The little-studied cluster Berkeley 90. I. LS III +46 11: a very massive O3.5 If* + O3.5 If* binary.
J. Maíz Apellániz, I. Negueruela, R. H. Barbá, N. R. Walborn, A. Pellerin, S. Simón-Díaz, A. Sota, A. Marco, J. Alonso-Santiago, J. Sanchez Bermudez, R. C. Gamen, and J. Lorenzo
CAB, UA, ULS, STScI, SUNY, IAC, ULL, IAA, and IALP.
CONTEXT. It appears that most (if not all) massive stars are born in multiple systems. At the same time, the most massive binaries are hard to find due to their low numbers throughout the Galaxy and the implied large distances and extinctions.
AIMS. We want to study: [a] LS III +46 11, identified in this paper as a very massive binary; [b] another nearby massive system, LS III +46 12; and [c] the surrounding stellar cluster, Berkeley 90.
METHODS. Most of the data used in this paper are multi-epoch high-S/N optical spectra though we also use Lucky Imaging and archival photometry. The spectra are reduced with devoted
pipelines and processed with our own software, such as a spectroscopic-orbit code, CHORIZOS, and MGB.
RESULTS LS III +46 11 is identified as a new very-early-O-type spectroscopic binary [O3.5 If* + O3.5 If*] and LS III +46 12 as another early O-type system [O4.5 V((f))]. We measure a 97.2-day period for LS III +46 12 and derive minimum masses of 38.80±0.83 M_Sol and 35.60±0.77 M_Sol for its two stars. We measure the extinction to both stars, estimate the distance, search for optical companions, and study the surrounding cluster. In doing so, a variable extinction is found as well as discrepant results for the distance. We discuss possible explanations and suggest that LS III +46 12 may be a hidden binary system, where the companion

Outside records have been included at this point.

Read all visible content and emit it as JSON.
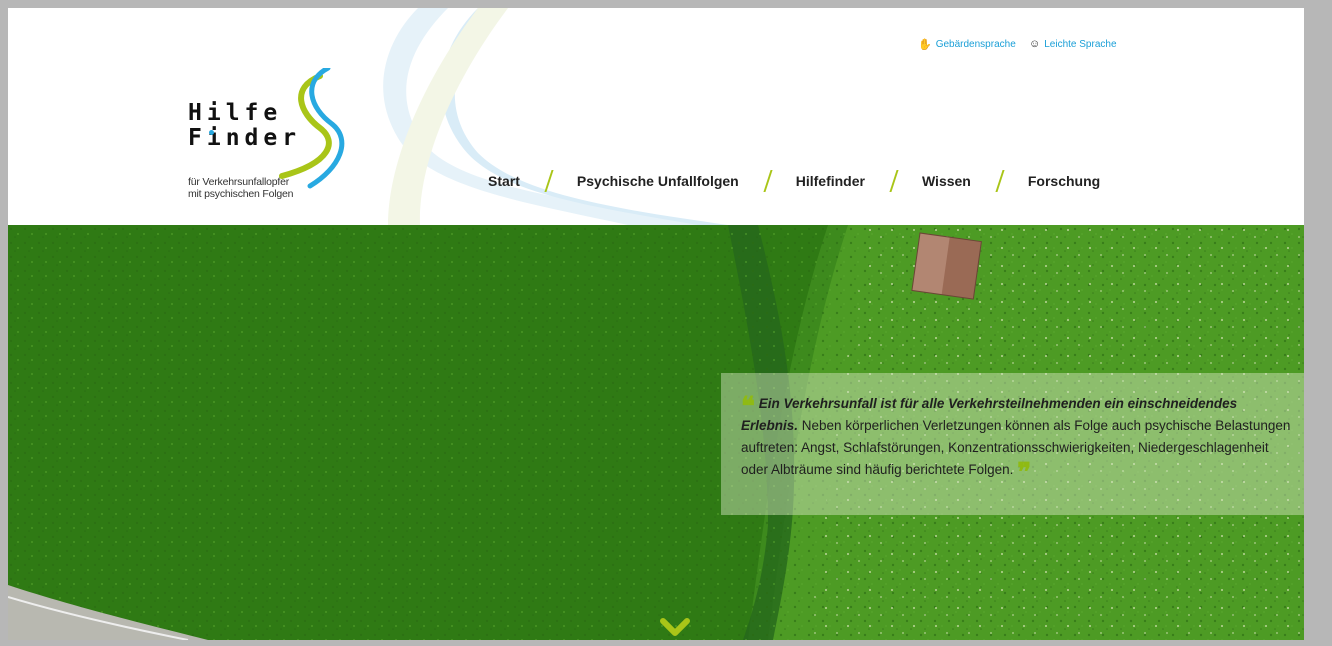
{
  "header": {
    "logo": {
      "line1": "Hilfe",
      "line2": "Finder",
      "subtitle_line1": "für Verkehrsunfallopfer",
      "subtitle_line2": "mit psychischen Folgen"
    },
    "language_links": [
      {
        "label": "Gebärdensprache",
        "icon": "sign-language-hand-icon"
      },
      {
        "label": "Leichte Sprache",
        "icon": "easy-language-icon"
      }
    ],
    "nav": [
      {
        "label": "Start",
        "active": true
      },
      {
        "label": "Psychische Unfallfolgen"
      },
      {
        "label": "Hilfefinder"
      },
      {
        "label": "Wissen"
      },
      {
        "label": "Forschung"
      }
    ]
  },
  "hero": {
    "quote_bold": "Ein Verkehrsunfall ist für alle Verkehrsteilnehmenden ein einschneidendes Erlebnis.",
    "quote_text": " Neben körperlichen Verletzungen können als Folge auch psychische Belastungen auftreten: Angst, Schlafstörungen, Konzentrationsschwierigkeiten, Niedergeschlagenheit oder Albträume sind häufig berichtete Folgen.",
    "scroll_icon": "chevron-down-icon"
  },
  "colors": {
    "accent_green": "#a9c518",
    "accent_blue": "#28a9e1",
    "link_blue": "#1a9fd7"
  }
}
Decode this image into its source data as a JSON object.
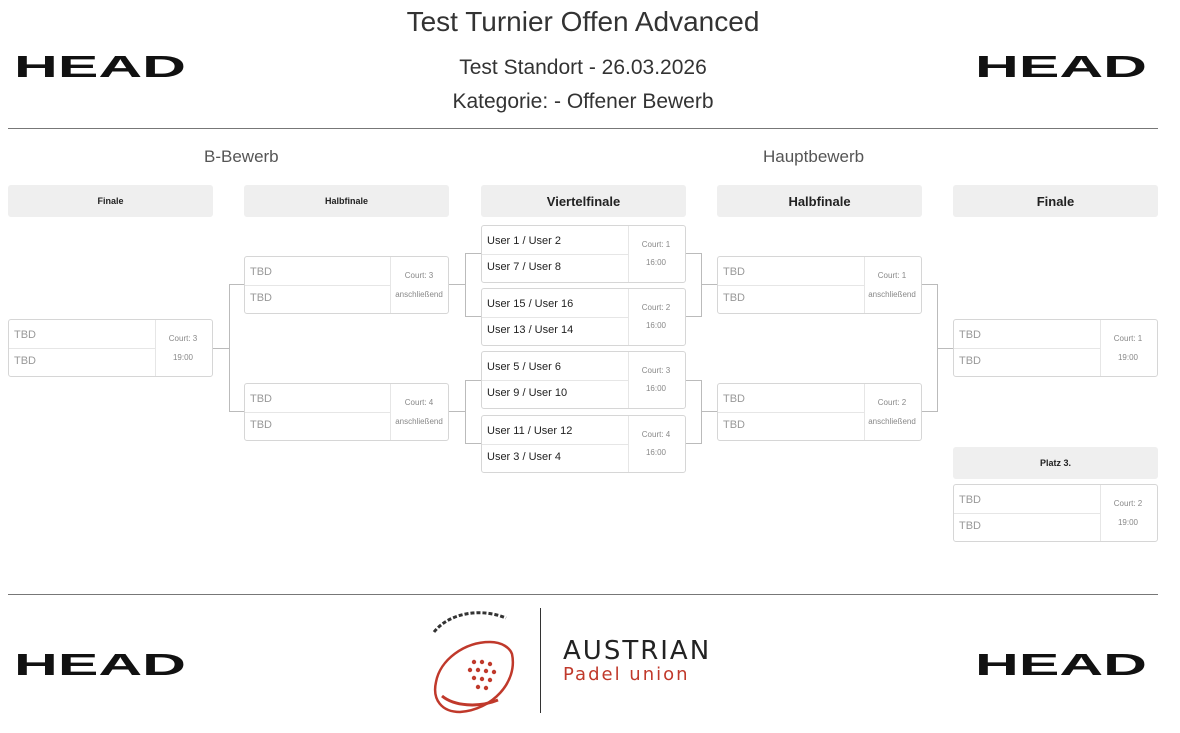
{
  "header": {
    "title": "Test Turnier Offen Advanced",
    "subtitle": "Test Standort - 26.03.2026",
    "category": "Kategorie: - Offener Bewerb"
  },
  "logos": {
    "head": "HEAD",
    "union_line1": "AUSTRIAN",
    "union_line2": "Padel union"
  },
  "sections": {
    "b_bewerb": "B-Bewerb",
    "hauptbewerb": "Hauptbewerb"
  },
  "columns": {
    "b_finale": "Finale",
    "b_halbfinale": "Halbfinale",
    "viertelfinale": "Viertelfinale",
    "h_halbfinale": "Halbfinale",
    "h_finale": "Finale",
    "platz3": "Platz 3."
  },
  "matches": {
    "b_final": {
      "p1": "TBD",
      "p2": "TBD",
      "court": "Court: 3",
      "time": "19:00"
    },
    "b_semi1": {
      "p1": "TBD",
      "p2": "TBD",
      "court": "Court: 3",
      "time": "anschließend"
    },
    "b_semi2": {
      "p1": "TBD",
      "p2": "TBD",
      "court": "Court: 4",
      "time": "anschließend"
    },
    "qf1": {
      "p1": "User 1 / User 2",
      "p2": "User 7 / User 8",
      "court": "Court: 1",
      "time": "16:00"
    },
    "qf2": {
      "p1": "User 15 / User 16",
      "p2": "User 13 / User 14",
      "court": "Court: 2",
      "time": "16:00"
    },
    "qf3": {
      "p1": "User 5 / User 6",
      "p2": "User 9 / User 10",
      "court": "Court: 3",
      "time": "16:00"
    },
    "qf4": {
      "p1": "User 11 / User 12",
      "p2": "User 3 / User 4",
      "court": "Court: 4",
      "time": "16:00"
    },
    "h_semi1": {
      "p1": "TBD",
      "p2": "TBD",
      "court": "Court: 1",
      "time": "anschließend"
    },
    "h_semi2": {
      "p1": "TBD",
      "p2": "TBD",
      "court": "Court: 2",
      "time": "anschließend"
    },
    "h_final": {
      "p1": "TBD",
      "p2": "TBD",
      "court": "Court: 1",
      "time": "19:00"
    },
    "platz3": {
      "p1": "TBD",
      "p2": "TBD",
      "court": "Court: 2",
      "time": "19:00"
    }
  },
  "colors": {
    "brand_red": "#c0392b",
    "text_dark": "#333333",
    "header_bg": "#efefef"
  }
}
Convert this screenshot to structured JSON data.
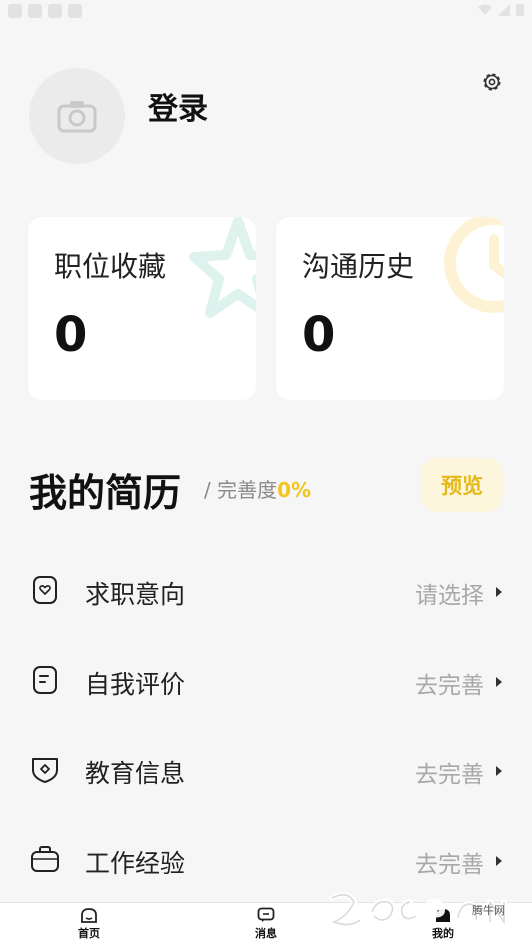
{
  "profile": {
    "login_label": "登录"
  },
  "stats": [
    {
      "title": "职位收藏",
      "count": "0"
    },
    {
      "title": "沟通历史",
      "count": "0"
    }
  ],
  "resume": {
    "title": "我的简历",
    "separator": "/",
    "completion_label": "完善度",
    "completion_percent": "0%",
    "preview_label": "预览"
  },
  "resume_items": [
    {
      "label": "求职意向",
      "action": "请选择",
      "icon": "heart-card-icon"
    },
    {
      "label": "自我评价",
      "action": "去完善",
      "icon": "document-icon"
    },
    {
      "label": "教育信息",
      "action": "去完善",
      "icon": "shield-icon"
    },
    {
      "label": "工作经验",
      "action": "去完善",
      "icon": "briefcase-icon"
    }
  ],
  "tabs": [
    {
      "label": "首页",
      "icon": "home-icon"
    },
    {
      "label": "消息",
      "icon": "message-icon"
    },
    {
      "label": "我的",
      "icon": "profile-icon"
    }
  ],
  "watermark": {
    "brand": "腾牛网"
  },
  "colors": {
    "accent": "#f3c51e",
    "preview_bg": "#fdf6dc",
    "background": "#f6f6f6"
  }
}
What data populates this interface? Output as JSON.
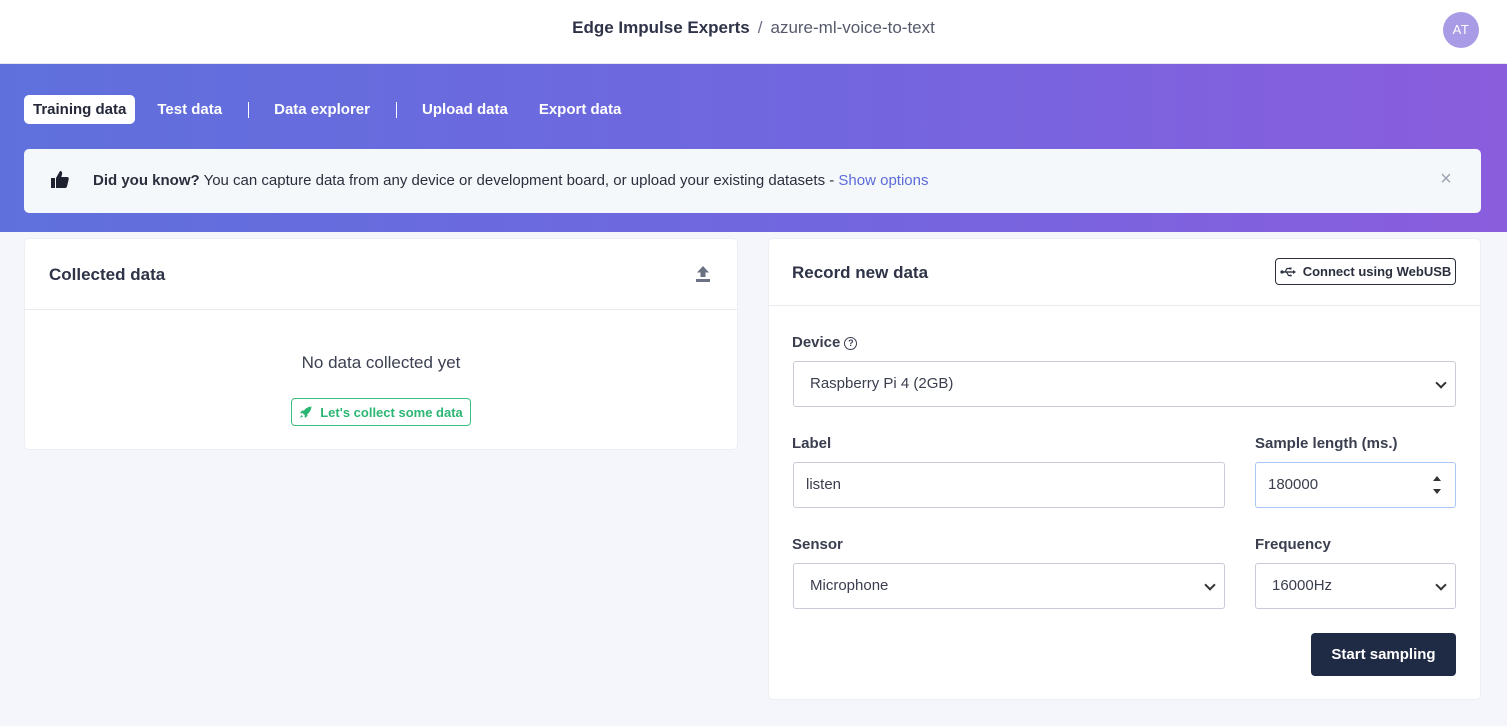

is currently undetected.
Reference: Accepted for publication in A&A.
Status: Manuscript has been accepted